(Data excerpts)
========================================

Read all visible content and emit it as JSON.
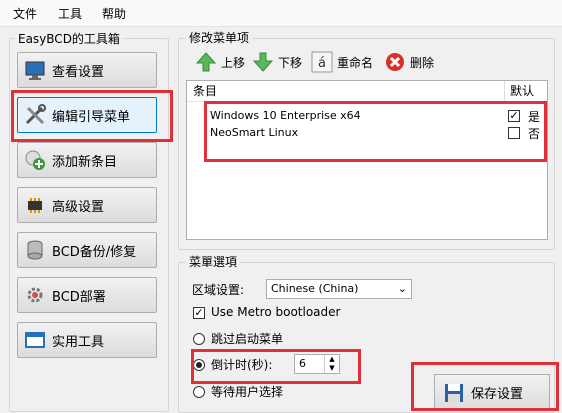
{
  "menubar": {
    "file": "文件",
    "tools": "工具",
    "help": "帮助"
  },
  "left_panel": {
    "title": "EasyBCD的工具箱",
    "buttons": [
      {
        "label": "查看设置",
        "icon": "monitor-icon"
      },
      {
        "label": "编辑引导菜单",
        "icon": "tools-icon"
      },
      {
        "label": "添加新条目",
        "icon": "add-entry-icon"
      },
      {
        "label": "高级设置",
        "icon": "chip-icon"
      },
      {
        "label": "BCD备份/修复",
        "icon": "database-icon"
      },
      {
        "label": "BCD部署",
        "icon": "gear-icon"
      },
      {
        "label": "实用工具",
        "icon": "window-icon"
      }
    ]
  },
  "modify_group": {
    "title": "修改菜单项",
    "toolbar": {
      "up": "上移",
      "down": "下移",
      "rename": "重命名",
      "delete": "删除"
    },
    "columns": {
      "entry": "条目",
      "default": "默认"
    },
    "entries": [
      {
        "name": "Windows 10 Enterprise x64",
        "default_label": "是",
        "checked": true
      },
      {
        "name": "NeoSmart Linux",
        "default_label": "否",
        "checked": false
      }
    ]
  },
  "options_group": {
    "title": "菜單選項",
    "region_label": "区域设置:",
    "region_value": "Chinese (China)",
    "metro_label": "Use Metro bootloader",
    "skip_label": "跳过启动菜单",
    "countdown_label": "倒计时(秒):",
    "countdown_value": "6",
    "wait_label": "等待用户选择",
    "save_button": "保存设置"
  },
  "colors": {
    "highlight": "#e0313a",
    "accent": "#0078d7"
  }
}
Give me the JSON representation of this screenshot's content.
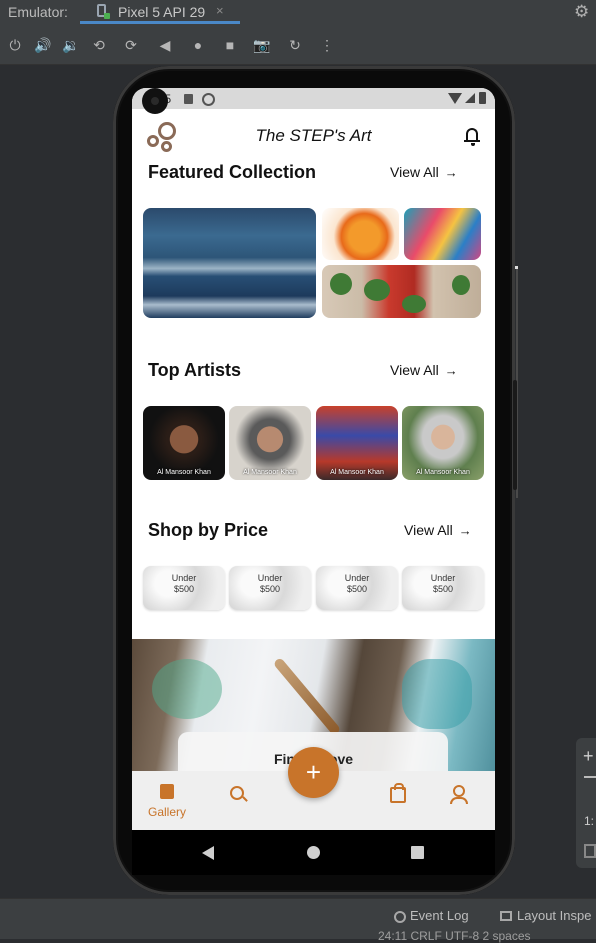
{
  "ide": {
    "emulator_label": "Emulator:",
    "device_tab": "Pixel 5 API 29",
    "tab_close": "×",
    "event_log": "Event Log",
    "layout_inspector": "Layout Inspe",
    "status_line": "24:11   CRLF   UTF-8   2 spaces"
  },
  "side_panel": {
    "zoom_ratio": "1:"
  },
  "phone": {
    "status_time": "11:05",
    "app_title": "The STEP's Art",
    "featured": {
      "title": "Featured Collection",
      "view_all": "View All",
      "arrow": "→"
    },
    "top_artists": {
      "title": "Top Artists",
      "view_all": "View All",
      "arrow": "→",
      "artists": [
        "Al Mansoor Khan",
        "Al Mansoor Khan",
        "Al Mansoor Khan",
        "Al Mansoor Khan"
      ]
    },
    "shop_by_price": {
      "title": "Shop by Price",
      "view_all": "View All",
      "arrow": "→",
      "tiles": [
        "Under\n$500",
        "Under\n$500",
        "Under\n$500",
        "Under\n$500"
      ]
    },
    "banner_text": "Find A   Love",
    "fab_label": "+",
    "bottom_nav": {
      "gallery_label": "Gallery"
    }
  },
  "colors": {
    "accent": "#c8742a",
    "ide_bg": "#3c3f41",
    "stage_bg": "#2b2d30"
  }
}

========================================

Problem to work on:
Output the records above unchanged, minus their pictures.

Finished task:
Read all visible content and emit it as JSON.
{
  "menubar": {
    "file": "文件",
    "tools": "工具",
    "help": "帮助"
  },
  "left_panel": {
    "title": "EasyBCD的工具箱",
    "buttons": [
      {
        "label": "查看设置",
        "icon": "monitor-icon"
      },
      {
        "label": "编辑引导菜单",
        "icon": "tools-icon"
      },
      {
        "label": "添加新条目",
        "icon": "add-entry-icon"
      },
      {
        "label": "高级设置",
        "icon": "chip-icon"
      },
      {
        "label": "BCD备份/修复",
        "icon": "database-icon"
      },
      {
        "label": "BCD部署",
        "icon": "gear-icon"
      },
      {
        "label": "实用工具",
        "icon": "window-icon"
      }
    ]
  },
  "modify_group": {
    "title": "修改菜单项",
    "toolbar": {
      "up": "上移",
      "down": "下移",
      "rename": "重命名",
      "delete": "删除"
    },
    "columns": {
      "entry": "条目",
      "default": "默认"
    },
    "entries": [
      {
        "name": "Windows 10 Enterprise x64",
        "default_label": "是",
        "checked": true
      },
      {
        "name": "NeoSmart Linux",
        "default_label": "否",
        "checked": false
      }
    ]
  },
  "options_group": {
    "title": "菜單選項",
    "region_label": "区域设置:",
    "region_value": "Chinese (China)",
    "metro_label": "Use Metro bootloader",
    "skip_label": "跳过启动菜单",
    "countdown_label": "倒计时(秒):",
    "countdown_value": "6",
    "wait_label": "等待用户选择",
    "save_button": "保存设置"
  },
  "colors": {
    "highlight": "#e0313a",
    "accent": "#0078d7"
  }
}
Give me the JSON representation of this screenshot's content.
{
  "ide": {
    "emulator_label": "Emulator:",
    "device_tab": "Pixel 5 API 29",
    "tab_close": "×",
    "event_log": "Event Log",
    "layout_inspector": "Layout Inspe",
    "status_line": "24:11   CRLF   UTF-8   2 spaces"
  },
  "side_panel": {
    "zoom_ratio": "1:"
  },
  "phone": {
    "status_time": "11:05",
    "app_title": "The STEP's Art",
    "featured": {
      "title": "Featured Collection",
      "view_all": "View All",
      "arrow": "→"
    },
    "top_artists": {
      "title": "Top Artists",
      "view_all": "View All",
      "arrow": "→",
      "artists": [
        "Al Mansoor Khan",
        "Al Mansoor Khan",
        "Al Mansoor Khan",
        "Al Mansoor Khan"
      ]
    },
    "shop_by_price": {
      "title": "Shop by Price",
      "view_all": "View All",
      "arrow": "→",
      "tiles": [
        "Under\n$500",
        "Under\n$500",
        "Under\n$500",
        "Under\n$500"
      ]
    },
    "banner_text": "Find A   Love",
    "fab_label": "+",
    "bottom_nav": {
      "gallery_label": "Gallery"
    }
  },
  "colors": {
    "accent": "#c8742a",
    "ide_bg": "#3c3f41",
    "stage_bg": "#2b2d30"
  }
}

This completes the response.